David Robbins simple literary style is used to great effect in bringing you straight into the story, which is engrossing if a little predictable. The four main protagonists are believable, and the reader is given time to get to know them, and inevitably care what happens to them.
The story itself, based loosely as it is on a true story, moves along in a fairly linear way, and the twists and turns which I felt the first half of the book promised, never really materialised. The young beautiful American, who having lost her grandparents to the Nazis, decides to join the partisans and dedicate her life to the war. Her passing herself off as Russian perfectly at all times even though she was raised in New York, before inevitably becoming the love interest of the main character, stretches credibility a little. That this entirely gratuitous character, who it transpires happens to be an excellent marksman, having probably had little real reason to make the most of her talents whilst growing up, does not irritate more, is testament to the skill of the writer. In deed to some degree she becomes believable, which given the number of clichés she represents, is no mean feat.
The Stalingrad of 1942 that these characters inhabit is elegantly and subtly described. By understating the description of such squalor and deprivations we know existed and choosing instead to leave these things in the background, and refer to them only as they apply directly to the characters, David Robbins has produced a wonderfully authentic setting for the story. And therein lies its real strength.

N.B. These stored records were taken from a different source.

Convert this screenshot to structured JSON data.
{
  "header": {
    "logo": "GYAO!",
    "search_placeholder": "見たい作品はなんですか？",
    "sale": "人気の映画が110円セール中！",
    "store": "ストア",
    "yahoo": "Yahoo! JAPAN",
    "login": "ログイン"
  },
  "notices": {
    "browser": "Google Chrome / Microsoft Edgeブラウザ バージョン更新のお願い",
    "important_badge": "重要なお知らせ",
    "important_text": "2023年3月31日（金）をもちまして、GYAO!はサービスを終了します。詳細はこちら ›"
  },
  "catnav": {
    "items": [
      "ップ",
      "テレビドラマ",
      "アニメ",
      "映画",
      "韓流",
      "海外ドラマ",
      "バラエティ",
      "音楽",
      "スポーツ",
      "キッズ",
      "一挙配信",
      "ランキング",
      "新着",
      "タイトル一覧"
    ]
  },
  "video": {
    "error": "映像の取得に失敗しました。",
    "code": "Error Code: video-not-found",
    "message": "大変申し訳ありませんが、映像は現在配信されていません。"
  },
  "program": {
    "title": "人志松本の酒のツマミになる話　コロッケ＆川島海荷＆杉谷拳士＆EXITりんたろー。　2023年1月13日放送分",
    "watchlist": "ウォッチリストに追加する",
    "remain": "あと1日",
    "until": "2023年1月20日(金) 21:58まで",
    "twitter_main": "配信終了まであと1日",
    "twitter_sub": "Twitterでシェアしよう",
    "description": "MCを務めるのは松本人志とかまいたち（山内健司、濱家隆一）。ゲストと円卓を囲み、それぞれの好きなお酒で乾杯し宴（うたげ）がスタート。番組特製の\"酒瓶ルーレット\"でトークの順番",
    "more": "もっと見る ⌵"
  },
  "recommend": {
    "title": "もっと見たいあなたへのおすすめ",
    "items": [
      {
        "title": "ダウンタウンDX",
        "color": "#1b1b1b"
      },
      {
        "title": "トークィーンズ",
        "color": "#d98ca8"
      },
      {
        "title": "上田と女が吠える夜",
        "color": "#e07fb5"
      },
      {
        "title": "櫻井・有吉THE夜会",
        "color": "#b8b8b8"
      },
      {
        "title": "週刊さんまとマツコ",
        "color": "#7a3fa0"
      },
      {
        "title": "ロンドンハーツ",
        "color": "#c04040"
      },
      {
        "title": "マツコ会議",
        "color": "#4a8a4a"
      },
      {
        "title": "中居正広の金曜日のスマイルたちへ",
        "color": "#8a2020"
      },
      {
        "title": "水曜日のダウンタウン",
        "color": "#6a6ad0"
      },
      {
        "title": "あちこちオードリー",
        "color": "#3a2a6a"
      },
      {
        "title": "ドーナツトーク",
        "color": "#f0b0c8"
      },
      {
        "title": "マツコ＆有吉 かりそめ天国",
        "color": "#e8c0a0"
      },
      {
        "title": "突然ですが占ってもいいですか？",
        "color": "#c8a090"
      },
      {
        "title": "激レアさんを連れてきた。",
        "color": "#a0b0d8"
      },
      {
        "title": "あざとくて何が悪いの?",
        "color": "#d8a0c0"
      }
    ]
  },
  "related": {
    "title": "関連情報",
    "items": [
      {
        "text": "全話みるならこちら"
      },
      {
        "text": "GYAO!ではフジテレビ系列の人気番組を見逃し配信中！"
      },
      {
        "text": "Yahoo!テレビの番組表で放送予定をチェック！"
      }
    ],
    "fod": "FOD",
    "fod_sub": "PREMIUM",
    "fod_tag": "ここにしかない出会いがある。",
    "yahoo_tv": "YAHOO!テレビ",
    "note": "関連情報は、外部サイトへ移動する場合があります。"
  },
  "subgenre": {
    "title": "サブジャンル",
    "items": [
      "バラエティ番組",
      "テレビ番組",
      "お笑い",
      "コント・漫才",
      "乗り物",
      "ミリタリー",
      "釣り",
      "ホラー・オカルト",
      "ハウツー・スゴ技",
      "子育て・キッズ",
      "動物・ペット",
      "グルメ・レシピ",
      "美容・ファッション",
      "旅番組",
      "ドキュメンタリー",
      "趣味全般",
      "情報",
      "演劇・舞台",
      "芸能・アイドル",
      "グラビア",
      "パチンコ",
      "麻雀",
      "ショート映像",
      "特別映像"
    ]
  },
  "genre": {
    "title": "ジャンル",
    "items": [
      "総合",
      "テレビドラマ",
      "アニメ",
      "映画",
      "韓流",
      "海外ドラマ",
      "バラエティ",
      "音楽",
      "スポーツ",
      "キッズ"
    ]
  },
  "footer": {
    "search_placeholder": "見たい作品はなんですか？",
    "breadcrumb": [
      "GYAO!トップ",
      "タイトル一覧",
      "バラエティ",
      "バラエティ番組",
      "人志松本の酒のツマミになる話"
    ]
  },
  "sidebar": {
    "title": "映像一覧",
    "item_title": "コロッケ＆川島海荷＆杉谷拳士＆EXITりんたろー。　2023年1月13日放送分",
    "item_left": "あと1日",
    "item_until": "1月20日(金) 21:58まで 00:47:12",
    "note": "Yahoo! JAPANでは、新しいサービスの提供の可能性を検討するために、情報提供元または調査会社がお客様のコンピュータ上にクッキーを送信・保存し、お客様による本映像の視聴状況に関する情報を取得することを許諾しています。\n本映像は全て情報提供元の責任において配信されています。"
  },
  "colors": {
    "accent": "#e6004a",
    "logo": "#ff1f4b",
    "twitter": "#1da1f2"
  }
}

History must be more than dates and facts if it is to have any value, the real worth of such an authentic description is that it allows us to better understand the past.